How then to catalogue those endless possibilities, save to say that one cannot? Referred to here are those known to but one individual, and only indeed the slightest subset of them. To learn more, one must travel — endless worlds await you.

From here on, then, we shall concern ourselves primarily with the connections between the infinite realms of the Multiverse, and with the people most relevant to them.


Conscious control is not the only way to travel between these endless distant realms. The fabric of reality is not always entirely stable, and at times, ‘gaps’ may open in it, large enough to admit a human, or a vehicle, or merely a molecule of air. The larger, the rarer, but they are there. These wormholes can be created by external force, but are as often random, and may connect any one universe to any other essentially arbitrarily. Most people will never see, or even see evidence of, even one random wormhole — almost any individual who has seen more than one in their lifespan will have done so owing to the actions of the Powers.

Civilisations in multiple subsets of realities have developed the technology (or mastered the magical power) to open wormholes of their own, and in some cases even target them to realities of specific type. The further these peoples’ explorations reach, the more likely they, too, are to unknowingly interact with and potentially become aware of the Powers of the Void. Equally, however, they may well remain quite oblivious of any forces subtly affecting their explorations.

The “Dimension-Stream”

Wormholes are one thing, momentary and short-lived, typically closing shortly after they have opened. They may connect any one place to any other, perhaps five or six at the most — a wormhole that can be thought of as stationary at one end need not be so at the other, in time, space, or even reality, but these are typically even more short-lived than their more stable counterparts, and rarer.

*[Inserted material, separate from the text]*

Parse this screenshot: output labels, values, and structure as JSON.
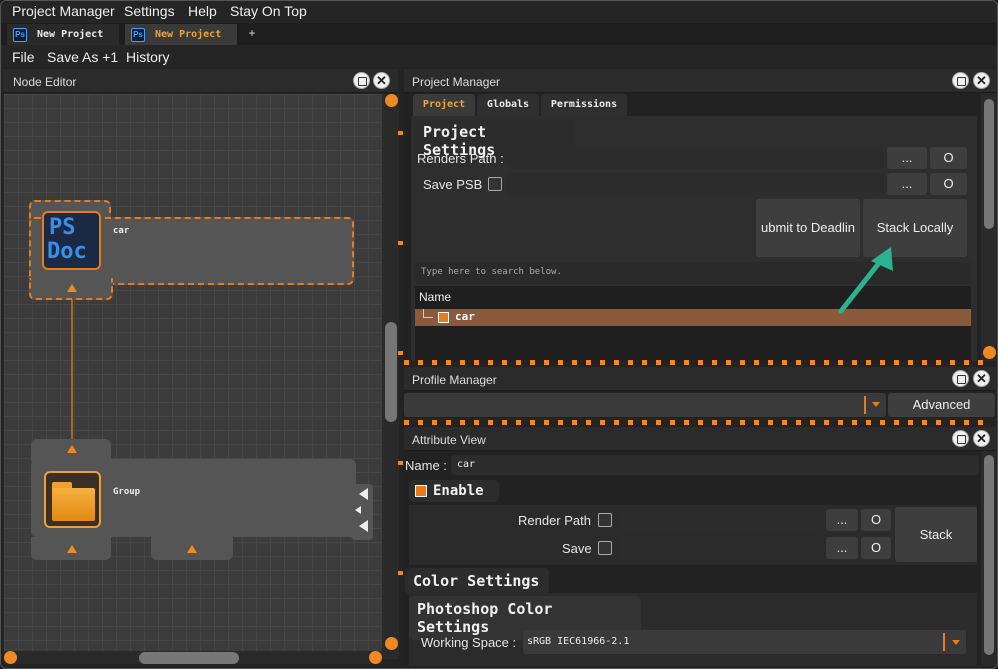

But there is one that is something far, far more.

They call it “the Dimension-Stream”, those who know it best. It can be traversed, even navigated, if with some difficulty, and a small number of ships (and an even smaller number of individuals with suitable powers, but spaceships are by far the most reliable means of transit, owing to their durability) even make a rich living doing so, roving between universes without ever truly entering the Void. It has direction, of a sort; distance, of a sort; and from it countless portals flicker open and shut in the space of a heartbeat. The Dimension-Stream, too, touches all places, and unlike the Void it is, at least in part, a place. As much unreality as reality, more real than the inside of a wormhole and less so than the weakest of universes, most people think of it as a giant wormhole, something from the boundaries of possibility that, once formed, could not be unmade. And perhaps that is so — but not even those who have studied it most closely can say for certain.

For there is a strangeness about the Dimension-Stream even — or especially — to those who best know the Void.

It has a preferred direction, the Dimension-Stream. There is, in crude terms, an “upstream” and a “down”. Without propulsion, an object — alive or otherwise — will fall along that primary axis. Motion counter to this innate ‘fall’ is possible over a great distance… yet eventually, finally, it begins to be impeded. The degree of turbulence grows, at first slowly, then more swiftly, increasing to a shattering force of impassable power. No being, no ship, no known object has ever breached that limitless onslaught at what many think of as the “source” of the Dimension-Stream. Not even the Powers, however conceived, know what lies beyond, or even whether the word ‘beyond’ has any meaning at all.